We fought our way through thick forest undergrowth, up steep hillsides, down into valleys, and over ditches. The blackberry branches bit through our pants but couldn't tear them, the tree branches did their best to poke out our eyes, and everything on the forest floor gave its best effort to trip us and throw us on our asses. But in the end we prevailed - we made it out unbroken and unshot, as did everyone else.

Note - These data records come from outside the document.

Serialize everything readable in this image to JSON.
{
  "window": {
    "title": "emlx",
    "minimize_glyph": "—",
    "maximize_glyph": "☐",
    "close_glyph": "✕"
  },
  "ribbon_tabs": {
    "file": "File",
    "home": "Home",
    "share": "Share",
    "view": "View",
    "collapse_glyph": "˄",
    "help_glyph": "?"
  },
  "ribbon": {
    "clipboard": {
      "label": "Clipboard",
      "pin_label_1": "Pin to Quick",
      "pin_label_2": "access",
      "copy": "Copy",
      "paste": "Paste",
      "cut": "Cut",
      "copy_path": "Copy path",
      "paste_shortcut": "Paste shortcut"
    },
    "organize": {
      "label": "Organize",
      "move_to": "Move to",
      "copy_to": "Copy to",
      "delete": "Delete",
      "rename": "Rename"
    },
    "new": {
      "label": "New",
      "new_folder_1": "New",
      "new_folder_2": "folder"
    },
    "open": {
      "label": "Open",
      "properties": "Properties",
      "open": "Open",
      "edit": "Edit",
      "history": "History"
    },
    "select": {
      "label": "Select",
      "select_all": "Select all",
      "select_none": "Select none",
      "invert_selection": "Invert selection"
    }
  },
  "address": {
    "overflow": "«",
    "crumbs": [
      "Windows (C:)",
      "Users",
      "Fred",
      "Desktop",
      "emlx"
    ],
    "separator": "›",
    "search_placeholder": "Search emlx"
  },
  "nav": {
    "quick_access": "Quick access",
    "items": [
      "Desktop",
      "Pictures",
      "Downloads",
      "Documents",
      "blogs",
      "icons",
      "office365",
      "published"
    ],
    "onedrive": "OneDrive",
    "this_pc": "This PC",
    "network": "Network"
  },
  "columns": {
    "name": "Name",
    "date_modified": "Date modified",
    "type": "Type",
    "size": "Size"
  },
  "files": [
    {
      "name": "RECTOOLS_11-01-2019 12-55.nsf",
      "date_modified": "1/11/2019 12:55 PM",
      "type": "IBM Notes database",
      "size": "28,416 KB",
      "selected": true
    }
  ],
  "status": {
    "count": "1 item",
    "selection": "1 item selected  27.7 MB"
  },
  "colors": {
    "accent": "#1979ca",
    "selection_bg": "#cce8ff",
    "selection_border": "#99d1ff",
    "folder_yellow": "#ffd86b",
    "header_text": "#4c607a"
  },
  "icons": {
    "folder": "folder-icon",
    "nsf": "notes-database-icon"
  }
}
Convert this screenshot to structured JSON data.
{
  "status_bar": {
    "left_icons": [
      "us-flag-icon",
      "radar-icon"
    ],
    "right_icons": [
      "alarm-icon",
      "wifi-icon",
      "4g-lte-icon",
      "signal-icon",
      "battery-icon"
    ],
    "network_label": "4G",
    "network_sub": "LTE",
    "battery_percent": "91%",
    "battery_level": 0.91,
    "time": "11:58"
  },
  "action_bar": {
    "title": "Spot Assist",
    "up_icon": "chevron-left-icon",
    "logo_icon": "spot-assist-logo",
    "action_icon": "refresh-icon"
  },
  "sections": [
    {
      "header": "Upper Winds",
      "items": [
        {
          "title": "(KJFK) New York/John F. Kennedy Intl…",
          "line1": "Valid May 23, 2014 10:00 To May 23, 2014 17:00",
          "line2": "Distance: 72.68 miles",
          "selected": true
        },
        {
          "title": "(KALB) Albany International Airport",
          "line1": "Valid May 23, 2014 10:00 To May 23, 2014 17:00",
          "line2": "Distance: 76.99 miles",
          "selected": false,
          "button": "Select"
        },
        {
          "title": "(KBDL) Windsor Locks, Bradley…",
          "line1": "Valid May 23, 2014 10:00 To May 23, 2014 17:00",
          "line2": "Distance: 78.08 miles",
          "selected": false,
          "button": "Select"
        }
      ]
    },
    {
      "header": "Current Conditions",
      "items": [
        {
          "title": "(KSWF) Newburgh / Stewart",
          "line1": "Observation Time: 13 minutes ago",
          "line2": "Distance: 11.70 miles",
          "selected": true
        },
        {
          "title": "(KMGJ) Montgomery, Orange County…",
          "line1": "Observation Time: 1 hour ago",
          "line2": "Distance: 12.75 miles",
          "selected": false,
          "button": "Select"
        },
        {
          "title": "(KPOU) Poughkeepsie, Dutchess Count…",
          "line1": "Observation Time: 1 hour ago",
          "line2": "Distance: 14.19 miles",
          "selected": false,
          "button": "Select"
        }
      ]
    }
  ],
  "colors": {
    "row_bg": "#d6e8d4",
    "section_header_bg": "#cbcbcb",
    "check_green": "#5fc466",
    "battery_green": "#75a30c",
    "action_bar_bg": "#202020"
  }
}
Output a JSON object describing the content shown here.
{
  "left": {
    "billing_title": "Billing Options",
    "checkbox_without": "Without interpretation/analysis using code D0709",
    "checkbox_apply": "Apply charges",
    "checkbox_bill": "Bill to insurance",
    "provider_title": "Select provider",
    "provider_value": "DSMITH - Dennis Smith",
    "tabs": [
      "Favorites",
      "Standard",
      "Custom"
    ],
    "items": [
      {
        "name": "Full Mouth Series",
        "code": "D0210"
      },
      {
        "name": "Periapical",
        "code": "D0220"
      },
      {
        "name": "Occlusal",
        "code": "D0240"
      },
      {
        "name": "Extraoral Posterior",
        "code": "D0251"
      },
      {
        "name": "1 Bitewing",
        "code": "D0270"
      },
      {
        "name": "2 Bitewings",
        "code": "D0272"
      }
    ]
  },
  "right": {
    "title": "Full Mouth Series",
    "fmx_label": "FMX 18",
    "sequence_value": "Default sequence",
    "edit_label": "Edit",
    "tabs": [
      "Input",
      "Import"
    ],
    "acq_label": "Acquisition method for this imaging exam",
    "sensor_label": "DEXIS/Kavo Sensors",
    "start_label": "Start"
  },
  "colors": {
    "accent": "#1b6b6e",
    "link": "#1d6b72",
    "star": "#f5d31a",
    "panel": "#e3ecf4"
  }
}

After the hunt the organizers provided us all with delicious and warm Gulaschsuppe, good German bread, tea, coffee, or Glühwein, beer and water. There were two firepits burning to help us thaw the cold bits, and three Metzger (butchers) were on hand to do the Aufbrechen (gutting). One of the Metzger had a crowd around him and didn't just gut the boar - he talked about what he was doing, teaching how it's done and what to look out for (abnormalities in the organs). Several of us were clearly students who will have to identify internal organs for our test, and he showed us each of the important steps and parts.
I'll spare you those photos, but I have them and was not the only one taking pictures. All in the name of learning!
The traditional Strecke legen followed, where the animals are laid on pine branches to be counted and also honored along with the hunters who shot them. Rudi's wife thanked everyone for the good and safe hunt and called up each hunter who'd shot an animal (or three in one case!). Following custom she took a pine branch, stroked it against the animal the hunter had killed, and handed it to her or him to put in the band of his (or her - there were at least two women who were successful hunters today) hat with a "Waidmannsheil!"
|12 Sauen, 22 Rehe, 9 Fuchse|
This brought the hunt to its official end. The Metzger still had a lot of work to do, but the Treiber und hunter-shooters could slowly make their way to the pub/restaurant where Rudi said they are welcome to celebrate "bis zum Erbrechen."
One of my many questions was answered when I heard one hunter say he was going to drive his "Kanone" (gun) home and then come back to the pub. I've always wondered what a hunter does between a Treibjagd and the Schüsseltrieb afterwards - the social celebration. In Germany if one is caught in possession of a gun AND has more than 0.0% blood-alcohol level, he faces stiff penalties including likely the loss of his hunting license and gun license. I know what the hunter is supposed to do - not drink any alcohol as long as he still has his gun with him, or drive her gun home, lock it in her Waffenschrank (gun cabinet), and return to the party. A relative can't just come, pick up the gun and take it home because one is not allowed to transport a gun without a gun license.
Anyway, I was glad to hear this hunter's answer to the situation, which reflects the law.
This was our last planned Treibjagd for the season, and after I hit "publish" on this post I'm going to drag my tired Kadaver to the sofa for an evening nap. But we will very likely do this again next year. After all, we now have the proper outdoor clothing, so it would be a shame to just let it hang in a closet.
To all of today's successful hunters: Waidmannsheil!!